Position coach: Comparing Mitch Trubisky to other QBs ‘has never been constructive’
The Bears traded up to draft Trubisky No. 2 overall in 2017. The Chiefs took Patrick Mahomes 10th and the Texans selected Deshaun Watson 12th in the same draft. Mahomes, the 2018 NFL MVP, is second in the league in passer rating; Watson is fourth.
Two days after Chiefs quarterback Patrick Mahomes dueled with Texans quarterback Deshaun Watson on national television, Bears quarterback Mitch Trubisky’s position coach said the team sees no benefit to comparing him to the two.
The Bears, of course, traded up to draft Trubisky No. 2 overall in 2017. The Chiefs took Mahomes 10th and the Texans selected Watson 12th in the same draft. Mahomes, the NFL’s most valuable player last season, is second in the league in passer rating; Watson is fourth.
‘‘You can start looking at quarterbacks drafted in the same class, the class below you, the class after you, and you’re like, ‘Oh, this guy’s here,’ ’’ Bears quarterbacks coach Dave Ragone said Tuesday. ‘‘I’ve been around all different quarterback rooms. I’ve yet to see that help any quarterback, to start to get into the comparison game: ‘Well, this guy threw for four touchdowns last week. I need to throw for . . . ’’
‘‘I’ve never seen that work.’’
Peyton Manning never let himself worry about such comparisons, Ragone said. Of course, the future Hall of Famer was compared to bust Ryan Leaf, who was drafted one spot later.
‘‘Trust me, I get how that can be a natural comparison to people outside this building,’’ Ragone said. ‘‘I’m not saying that’s not legitimate, guys comparing. . . . We need from Mitchell, just like every player, we need him to execute the game plan, the fundamentals, the way we want him to at a high level.
‘‘And once you become consistent at doing that — there is no magic timetable on that — then all of a sudden all of the other things kind of take care of themselves in terms of, ‘How’s this guy doing compared to . . . ?’ Because it doesn’t matter. Getting into the other parts of it has never been constructive. Ever.’’

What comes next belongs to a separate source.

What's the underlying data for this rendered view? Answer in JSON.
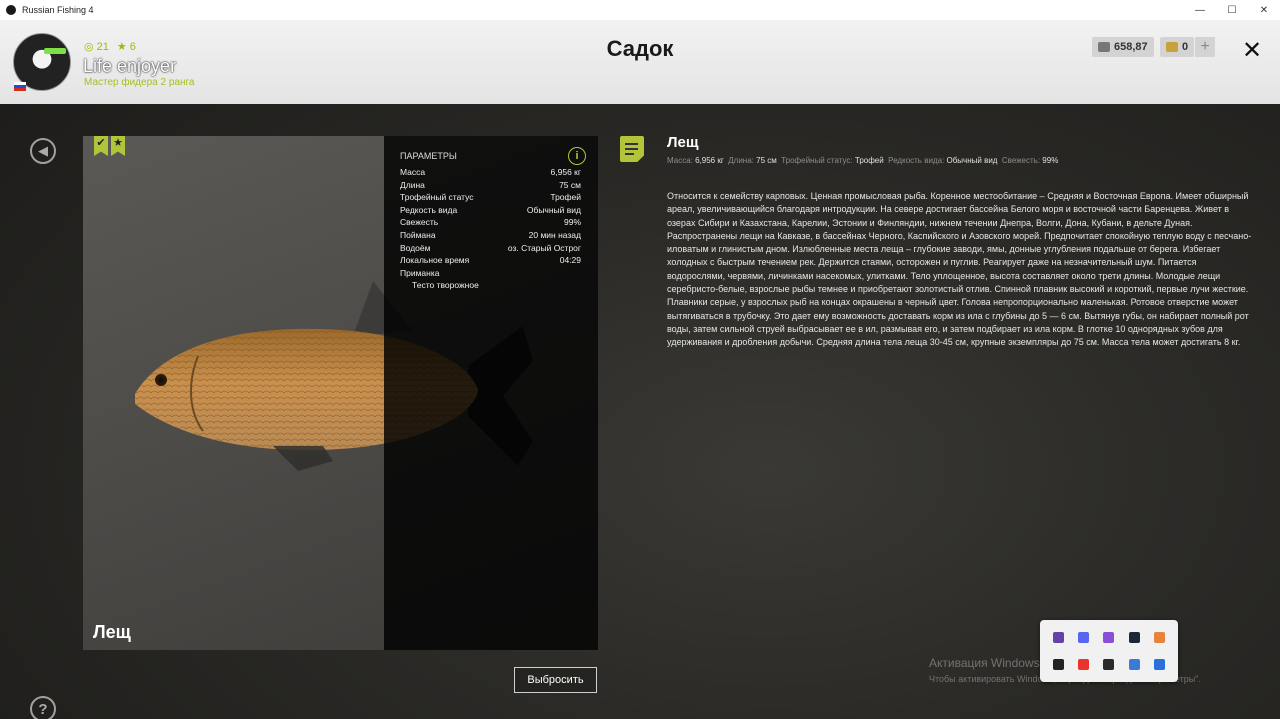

The best players, he said, compare themselves to themselves.
‘‘It’s not to prove anybody wrong; it’s to prove yourself right,’’ Ragone said. ‘‘That you are ready to execute the game plan, you are ready to coach this week. It’s not the other way, when you’re trying to prove the naysayers wrong.’’
Trubisky can’t do that until he takes the field again. He rehabbed his left shoulder at Halas Hall during the bye week with the hope of returning Sunday against the Saints.
‘‘I just knew in my mind that he was going to do whatever it takes,’’ Ragone said.
When Trubisky does return, Ragone said the coaching staff won’t limit him.
‘‘The instincts part of it is pretty cut-and-dried,’’ he said. ‘‘I tell him this, and coach [Nagy] tells him the same thing: ‘That’s part of who you are.’ I’m not going to coach that out of him.
‘‘When he is available to play, he’s going to go out there and play as if he’s 100 percent ready to go and there’s no mental or physical holdbacks or restrictions. I don’t think you can play the position if you’re thinking about either one of those.’’
Ragone said Trubisky, who has played three games and six snaps this season, has too small a sample size to judge yet. His last full game — in which he posted a 116.5 passer rating against the woeful Redskins — was his best of the season.
‘‘He is, in my opinion, pointing in the right direction,’’ Ragone said.
Some of his reasoning has nothing to do with Trubisky’s statistics.
‘‘From how he handles things to how he handles the game plan coming in this week to how he took the field [Monday] after an injury in which he’s been out two weeks . . . I’m seeing a guy growing up.
‘‘Those things, are they measured in quarterback rating? I don’t know. Obviously, the end goal is for a high, successful production. That’s everybody’s goal.’’
The outside world will be watching. And comparing.